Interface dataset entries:

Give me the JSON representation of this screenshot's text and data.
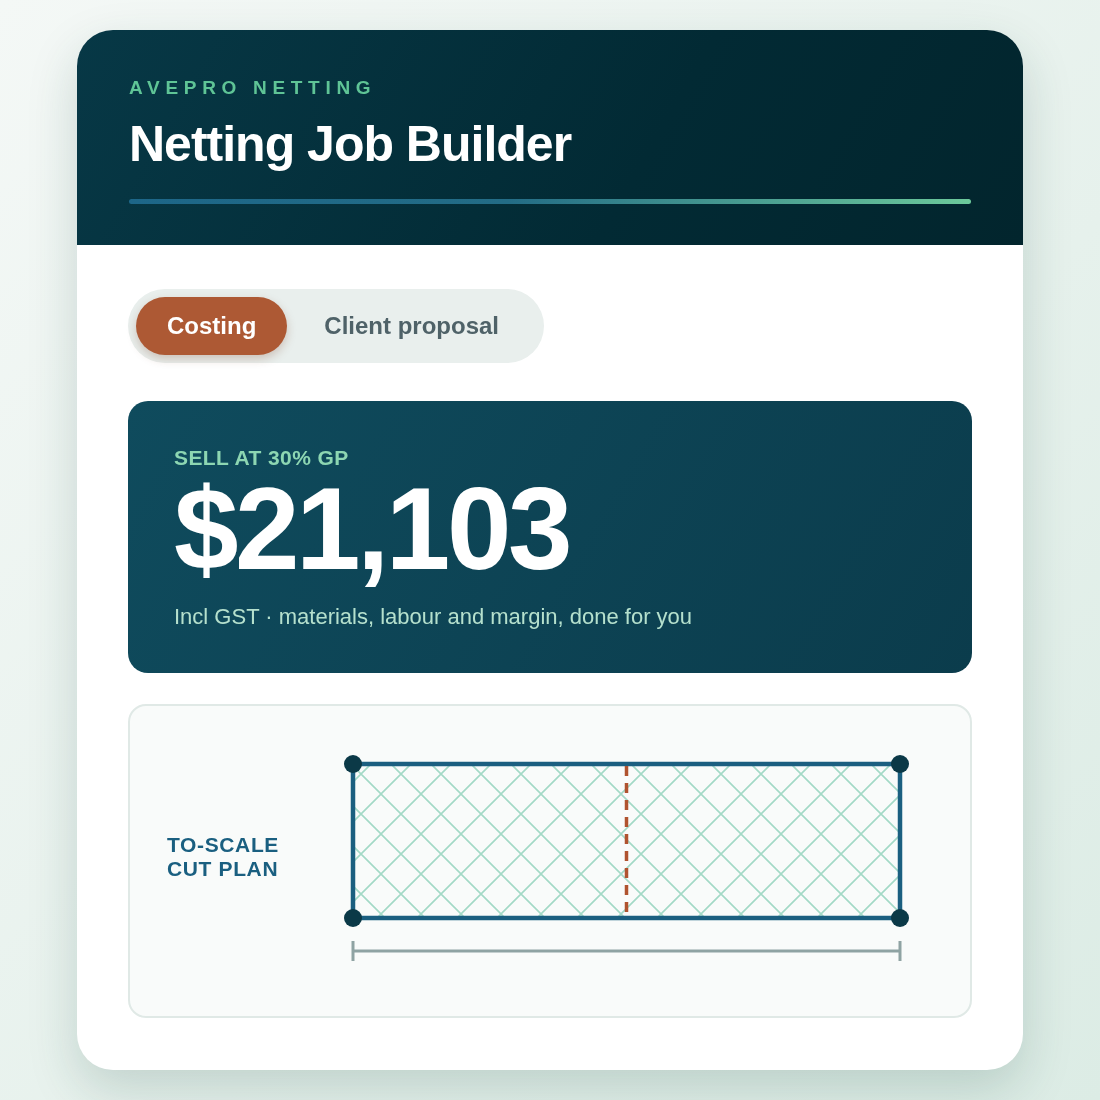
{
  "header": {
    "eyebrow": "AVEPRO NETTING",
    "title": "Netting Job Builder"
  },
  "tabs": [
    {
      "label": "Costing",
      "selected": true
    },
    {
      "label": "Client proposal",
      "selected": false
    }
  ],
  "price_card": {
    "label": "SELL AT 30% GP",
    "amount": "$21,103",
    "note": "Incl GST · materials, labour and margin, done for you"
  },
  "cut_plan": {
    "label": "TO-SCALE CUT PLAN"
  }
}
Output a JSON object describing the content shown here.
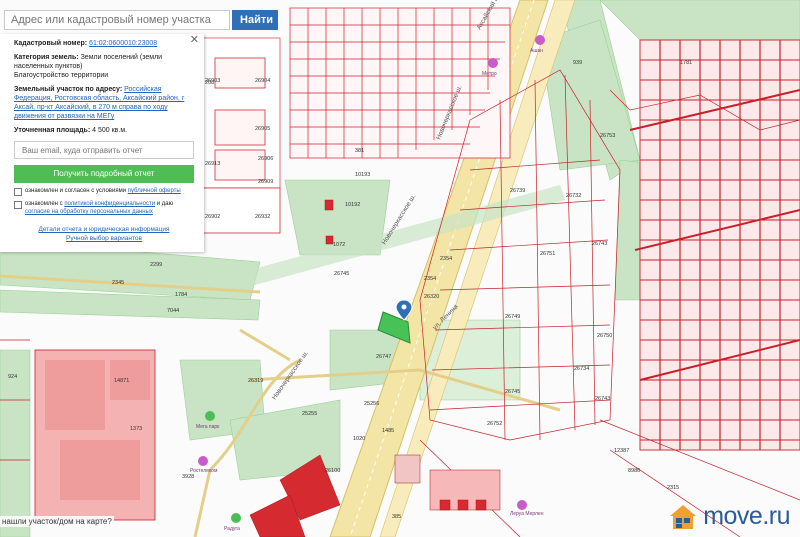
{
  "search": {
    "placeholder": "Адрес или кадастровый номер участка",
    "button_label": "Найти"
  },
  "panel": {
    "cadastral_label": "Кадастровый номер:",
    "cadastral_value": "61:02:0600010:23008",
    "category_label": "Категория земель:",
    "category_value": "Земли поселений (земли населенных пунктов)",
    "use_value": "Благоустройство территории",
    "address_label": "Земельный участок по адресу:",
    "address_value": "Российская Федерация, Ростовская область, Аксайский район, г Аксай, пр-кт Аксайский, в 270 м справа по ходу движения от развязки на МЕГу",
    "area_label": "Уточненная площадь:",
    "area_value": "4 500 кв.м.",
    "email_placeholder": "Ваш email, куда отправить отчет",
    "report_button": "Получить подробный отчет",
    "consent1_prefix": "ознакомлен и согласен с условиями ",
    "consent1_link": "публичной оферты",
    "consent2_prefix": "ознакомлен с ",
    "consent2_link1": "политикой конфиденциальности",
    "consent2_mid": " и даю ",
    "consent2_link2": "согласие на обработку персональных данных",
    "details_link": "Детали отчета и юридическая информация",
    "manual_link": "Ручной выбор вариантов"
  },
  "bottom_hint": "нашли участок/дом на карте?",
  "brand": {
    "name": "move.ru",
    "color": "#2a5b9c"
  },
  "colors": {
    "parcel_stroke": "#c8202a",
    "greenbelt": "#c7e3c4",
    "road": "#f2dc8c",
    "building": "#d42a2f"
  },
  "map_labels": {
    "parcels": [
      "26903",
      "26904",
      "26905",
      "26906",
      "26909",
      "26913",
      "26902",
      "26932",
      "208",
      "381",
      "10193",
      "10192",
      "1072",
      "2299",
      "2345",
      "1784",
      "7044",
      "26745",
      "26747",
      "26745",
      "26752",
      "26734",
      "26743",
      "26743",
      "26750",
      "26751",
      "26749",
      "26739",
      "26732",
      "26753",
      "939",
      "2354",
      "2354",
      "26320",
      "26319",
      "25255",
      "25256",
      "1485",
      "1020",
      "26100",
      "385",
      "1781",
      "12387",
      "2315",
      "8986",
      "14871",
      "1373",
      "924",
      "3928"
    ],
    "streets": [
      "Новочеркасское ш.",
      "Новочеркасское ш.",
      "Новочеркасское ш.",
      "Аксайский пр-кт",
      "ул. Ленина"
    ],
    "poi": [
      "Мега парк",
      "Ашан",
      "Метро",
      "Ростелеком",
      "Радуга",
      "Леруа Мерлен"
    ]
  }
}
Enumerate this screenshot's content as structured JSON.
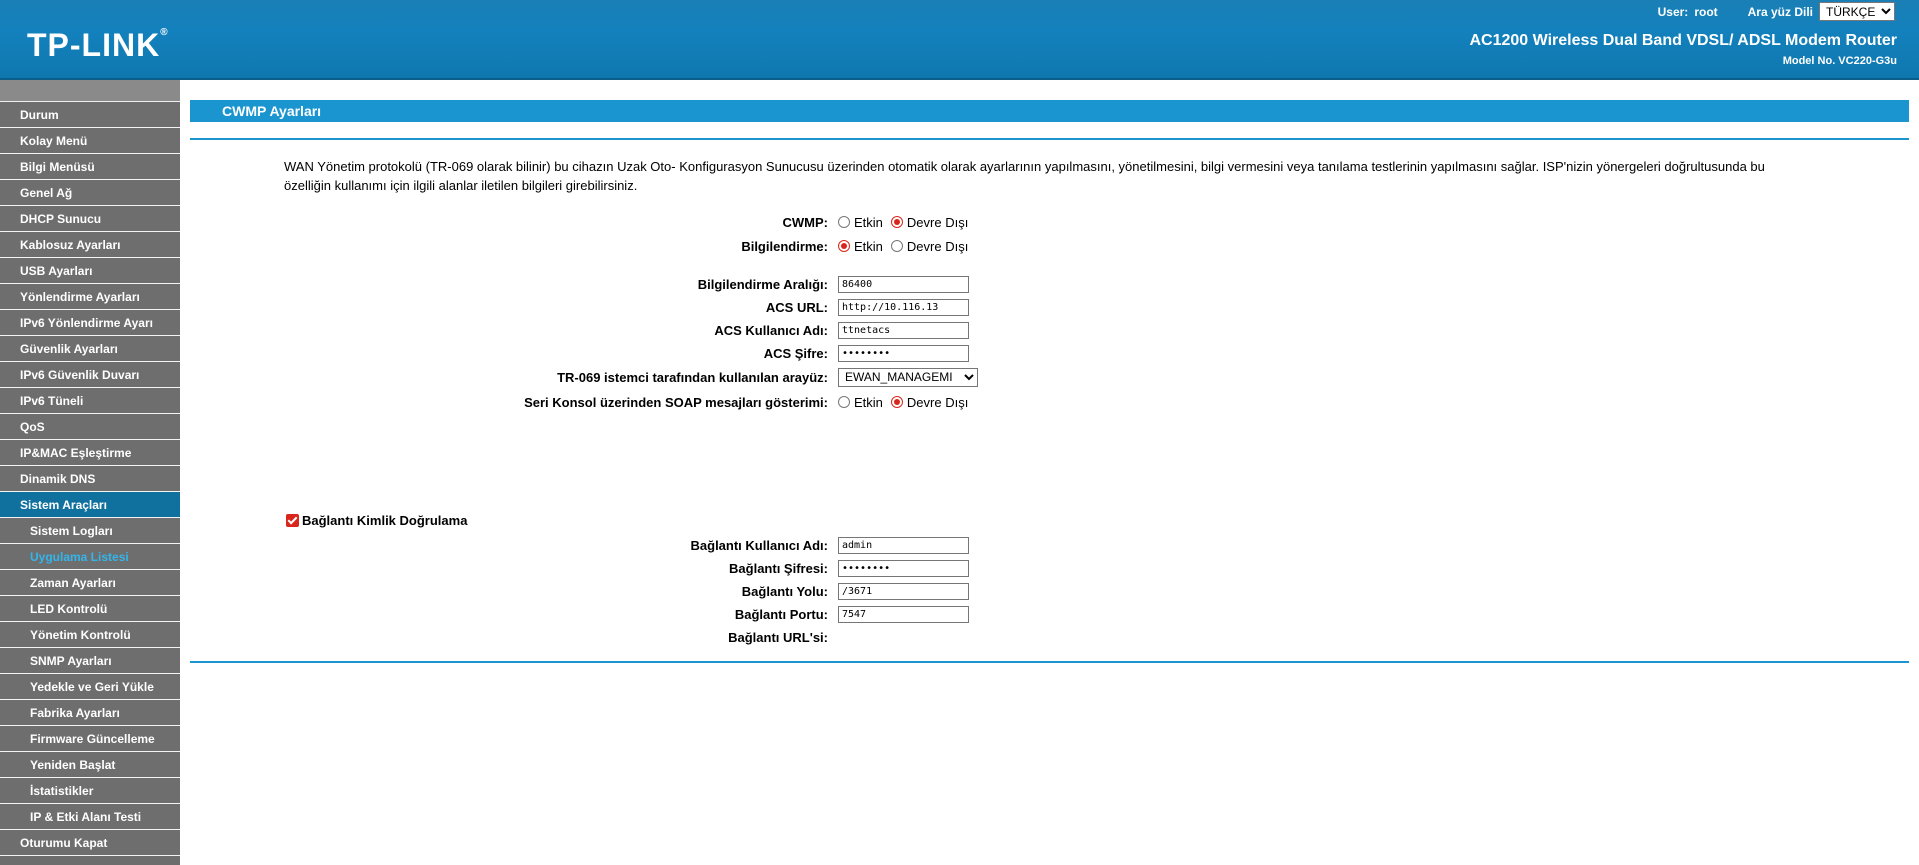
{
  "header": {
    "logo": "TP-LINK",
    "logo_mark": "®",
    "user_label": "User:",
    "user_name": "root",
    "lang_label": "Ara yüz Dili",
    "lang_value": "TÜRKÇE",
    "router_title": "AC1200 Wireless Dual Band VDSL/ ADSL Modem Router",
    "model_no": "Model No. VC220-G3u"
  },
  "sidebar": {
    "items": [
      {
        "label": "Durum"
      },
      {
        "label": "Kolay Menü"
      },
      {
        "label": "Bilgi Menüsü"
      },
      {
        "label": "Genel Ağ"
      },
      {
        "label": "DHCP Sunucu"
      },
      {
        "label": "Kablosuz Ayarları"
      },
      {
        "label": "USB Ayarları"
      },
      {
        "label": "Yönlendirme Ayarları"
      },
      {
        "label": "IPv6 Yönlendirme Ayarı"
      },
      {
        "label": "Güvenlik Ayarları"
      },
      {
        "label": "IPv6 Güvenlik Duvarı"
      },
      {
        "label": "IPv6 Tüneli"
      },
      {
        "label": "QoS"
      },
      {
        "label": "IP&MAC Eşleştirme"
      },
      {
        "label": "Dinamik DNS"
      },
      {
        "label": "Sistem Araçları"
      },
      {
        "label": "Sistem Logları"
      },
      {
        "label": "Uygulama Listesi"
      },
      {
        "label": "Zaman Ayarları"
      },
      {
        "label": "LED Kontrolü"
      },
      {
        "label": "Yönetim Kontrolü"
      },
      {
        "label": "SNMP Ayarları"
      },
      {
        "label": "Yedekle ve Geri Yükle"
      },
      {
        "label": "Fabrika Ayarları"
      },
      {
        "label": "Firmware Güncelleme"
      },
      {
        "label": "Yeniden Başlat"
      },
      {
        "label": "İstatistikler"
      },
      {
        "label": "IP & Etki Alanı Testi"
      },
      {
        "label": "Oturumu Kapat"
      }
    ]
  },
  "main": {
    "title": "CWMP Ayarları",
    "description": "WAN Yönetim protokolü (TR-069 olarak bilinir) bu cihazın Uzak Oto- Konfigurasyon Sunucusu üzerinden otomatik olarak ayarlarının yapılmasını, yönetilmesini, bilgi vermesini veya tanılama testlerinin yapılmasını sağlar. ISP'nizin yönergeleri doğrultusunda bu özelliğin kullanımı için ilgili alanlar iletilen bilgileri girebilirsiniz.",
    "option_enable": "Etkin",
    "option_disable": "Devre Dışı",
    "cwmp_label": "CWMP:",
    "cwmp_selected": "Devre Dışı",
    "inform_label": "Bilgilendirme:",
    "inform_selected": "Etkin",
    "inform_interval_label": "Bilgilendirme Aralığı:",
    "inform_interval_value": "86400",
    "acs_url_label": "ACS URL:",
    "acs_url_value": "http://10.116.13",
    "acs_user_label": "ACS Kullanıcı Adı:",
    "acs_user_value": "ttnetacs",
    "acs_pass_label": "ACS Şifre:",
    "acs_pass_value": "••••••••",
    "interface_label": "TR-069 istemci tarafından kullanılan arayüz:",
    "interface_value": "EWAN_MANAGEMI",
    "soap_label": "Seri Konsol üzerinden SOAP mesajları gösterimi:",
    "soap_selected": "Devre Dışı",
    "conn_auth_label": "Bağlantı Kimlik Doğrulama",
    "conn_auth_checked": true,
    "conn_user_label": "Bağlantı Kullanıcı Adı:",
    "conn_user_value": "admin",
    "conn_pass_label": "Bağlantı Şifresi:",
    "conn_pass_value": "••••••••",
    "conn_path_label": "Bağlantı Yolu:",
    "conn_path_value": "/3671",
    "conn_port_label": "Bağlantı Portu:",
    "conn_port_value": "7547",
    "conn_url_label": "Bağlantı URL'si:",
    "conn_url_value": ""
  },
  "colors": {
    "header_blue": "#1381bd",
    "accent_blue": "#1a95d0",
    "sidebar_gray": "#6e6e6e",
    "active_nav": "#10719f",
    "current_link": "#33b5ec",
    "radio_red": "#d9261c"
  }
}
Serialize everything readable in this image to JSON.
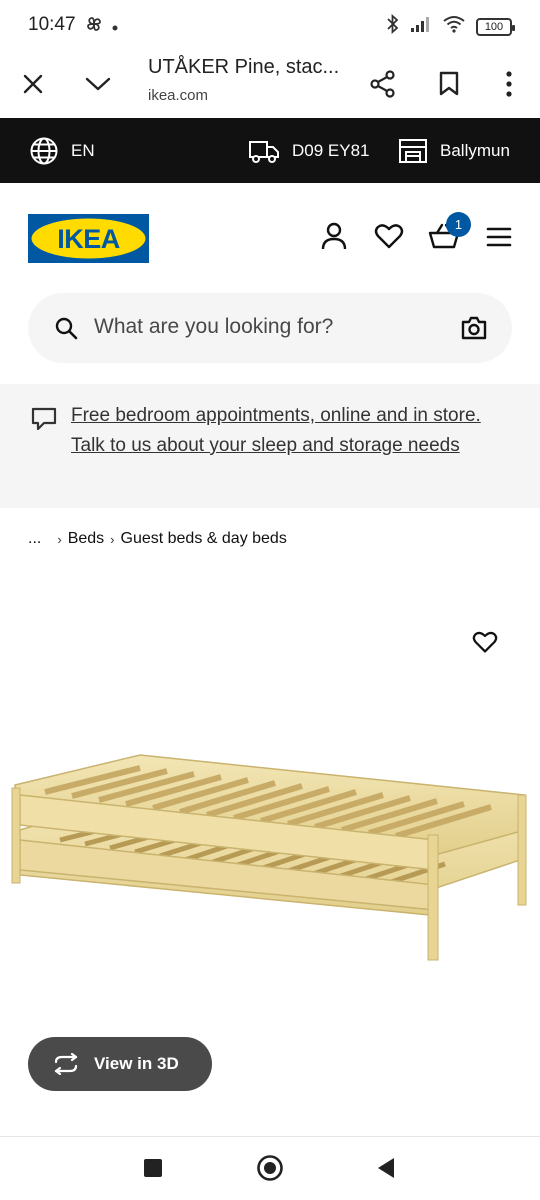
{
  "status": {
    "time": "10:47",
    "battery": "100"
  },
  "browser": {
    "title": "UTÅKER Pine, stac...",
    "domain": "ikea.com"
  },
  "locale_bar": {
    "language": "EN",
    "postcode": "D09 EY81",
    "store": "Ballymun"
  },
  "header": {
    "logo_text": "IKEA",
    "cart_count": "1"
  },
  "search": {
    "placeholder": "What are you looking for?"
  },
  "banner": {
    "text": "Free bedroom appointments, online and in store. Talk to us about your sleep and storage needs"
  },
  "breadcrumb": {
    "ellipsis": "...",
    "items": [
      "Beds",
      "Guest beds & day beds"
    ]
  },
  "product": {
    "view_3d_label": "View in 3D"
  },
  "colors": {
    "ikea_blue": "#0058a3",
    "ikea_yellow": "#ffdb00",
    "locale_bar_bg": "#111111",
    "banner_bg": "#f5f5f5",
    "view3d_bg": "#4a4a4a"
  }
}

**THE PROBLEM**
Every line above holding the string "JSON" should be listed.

**RESPONSE TO THIS TASK**
Give me the JSON representation of this screenshot's text and data.
Output a JSON object describing the content shown here.
Enumerate this screenshot's content as structured JSON.
Serialize everything readable in this image to JSON.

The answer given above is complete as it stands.